Winner: Tocumen Airport $1.85 billion 2041 & 2061 Notes Offering
The Panamanian government’s Tocumen International Airport is no stranger to the international bond market, regularly issuing paper to finance expansions.
While its placements have always gained attention, its dual-tranche deal in August 2021 was a cut above the rest. It raised just shy of $1.9 billion, providing the company with needed liquidity as its recovered from the pandemic and offering relief by extending the maturity of existing bonds.
The success of the offering, which was oversubscribed four-fold in only 45 minutes, wins Tocumen the Quasi-Sovereign Bond of the Year award.
The transaction was the largest issuance in Panama with the exception of the sovereign, and achieved the lowest yields to date. It allowed the company to buy back 2036 and 2048 notes, giving it needed breathing room. Amortization of the new bonds will not start until 2027.
A full 98.4% of holders of the 2036 bonds agreed to sell their notes, while 88.09% of the 2048 holders did the same.
The first tranche was for $555 million in 15-year bonds maturing in 2041. The coupon was 4%. The second tranche was for $1.3 billion in 30-year bonds due in 2061. The coupon was 5.125%. The second tranche is among only a handful of infrastructure bond globally with 30-year or greater tenure.
The company used the funds for liability management, paying debt and for a Covid recovery account.

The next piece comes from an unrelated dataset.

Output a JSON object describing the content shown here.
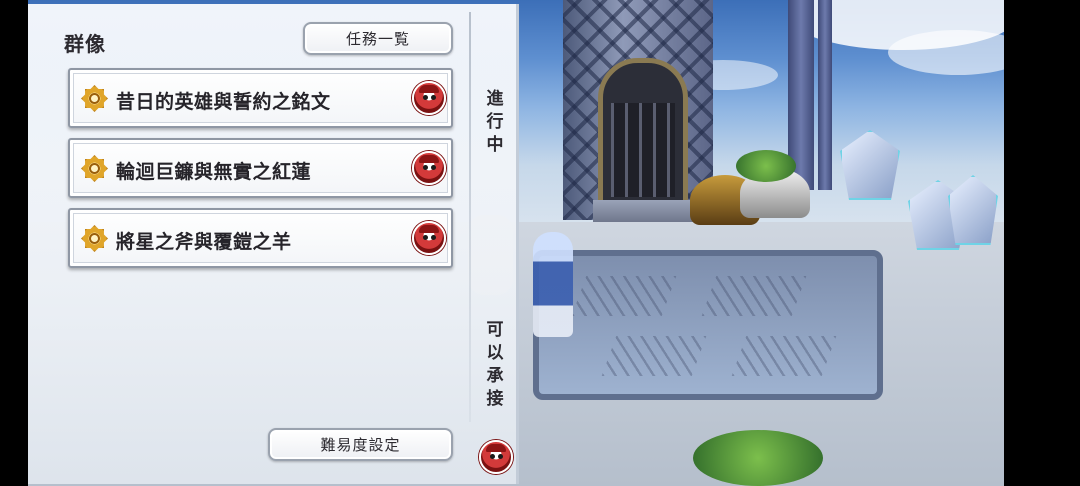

Bank of America, one of the bookrunners, said that Tocumen was able to raise new money to “reshape their debt with new indebtedness, extending the life of notes, thus better aligning the amortization profile of the bonds to the flows of the airport.”
The airport is benefitting from a slow return to normalcy in travel and Panama’s economic recovery. Tocumen is a hub for Latin American travel.
Passenger traffic at Tocumen reached 1.2 million in December, a nearly 10% increase from the previous month. It saw 9.2 million passengers during the year. This was close to double 2020, the pandemic year, but only 55% of the traffic in 2019.
The airport ended 2021 with 21 airlines and slightly more than 80% of the destinations it serviced prior to the pandemic.
“The results from December and 2021 in general were better than our initial projections,” Tocumen CEO Raffoul Arab Pinzón said in a statement.
The airport will benefit from Panama’s better-than-expected economic recuperation. The country scored its all-time growth rate in the second quarter of 2021, with the economy jumping by a huge 40.4% compared to the same quarter the previous year.
The year-on-year forecast for 2021 is 15%, with forecasts for 7% this year. Fitch Rating in late January confirmed Panama’s BBB- rating, and changed the outlook to stable from negative. – LF